“He did not. He had no time to make arrangements before he left. Doubtless he expected to return in time to make them.”
“So…if he sent you not––”
“It was my own wit that saw the need. It is by my own will I have come to meet you.”
“Then better you understand this. I will not be halted nor delayed—by you or anyone else. If you know a suitable path I shall be pleased to have Captain Bornas accept your guidance. But I shall rule in Rast—there be no room for us both. Hear me?”
Jady’s dark eyes rose to meet the Princess’s green. “I hear you and waver not in my heart, Princess.”
Princess Agatha turned her face away abruptly so her eye lit upon Bornas. “Have someone bring me water. I am thirsty.”
“The water is very brackish, Princess. I think ye’ll like it not––”
“Then sweeten it, man. Servants! Where are my servants? Bring my stairs. I wish to alight.”

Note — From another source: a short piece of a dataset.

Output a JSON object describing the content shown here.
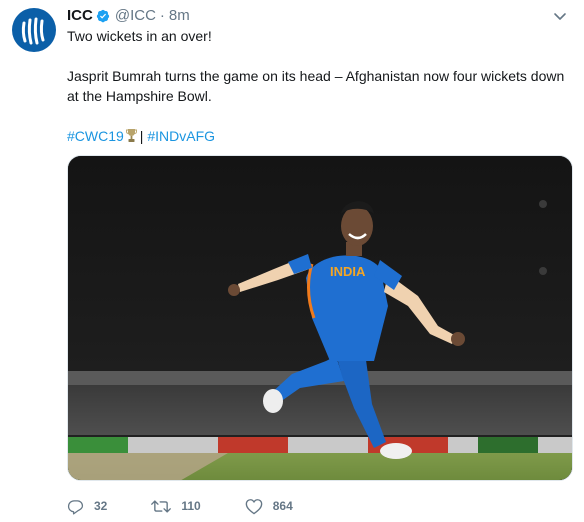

The small encampment became a bustle of hurrying figures. The servants sprang from their unloading of the pack animals to find the dark oder-wood stairs. Three stalwart slaves turned from setting up the princess’s marquee to carry them forward on their shoulders.
When they were set, the Seneschal of Caravansi climbed them to offer a steadying hand as the Princess alighted.
“Let me taste this water, it cannot be that terrible after such a hot and dusty day.”
A soldier stepped forward with a basin of Toosonim water and the Seneschal poured a little into a golden drinking horn. The Princess barely set it to her lips before pulling a face and dashing it to the ground. “What! You have no better?”
Jady slowly lifted the strap of her pinched water bag from her shoulder and held it out.
The Princess directed her eye at the Seneschal.
“Thank you, lady captain,” he said as he took the bag and poured some of the water into a fresh golden drinking horn.
The Princess tasted cautiously and then smiled. “It is good. Is it all you have?”
“Pour me the rest,” she commanded the Seneschal.
With an apologetic glance at Jady, the man did as he was commanded.
The Princess drank it all and then stared hard at Jady. “I’m glad we understand one another.”
Q: Thank you so much for this interview, Christopher. We wish you much success!
Thank you for the opportunity. If I may I will tell your readers where they might learn more. One place is my website — http://www.christopherhoare.ca/ and the other is my publisher’s site https://museituppublishing.com/bookstore2/index.php?page=shop.product_details&flypage=flypage.tpl&product_id=55&category_id=64&option=com_virtuemart&Itemid=1.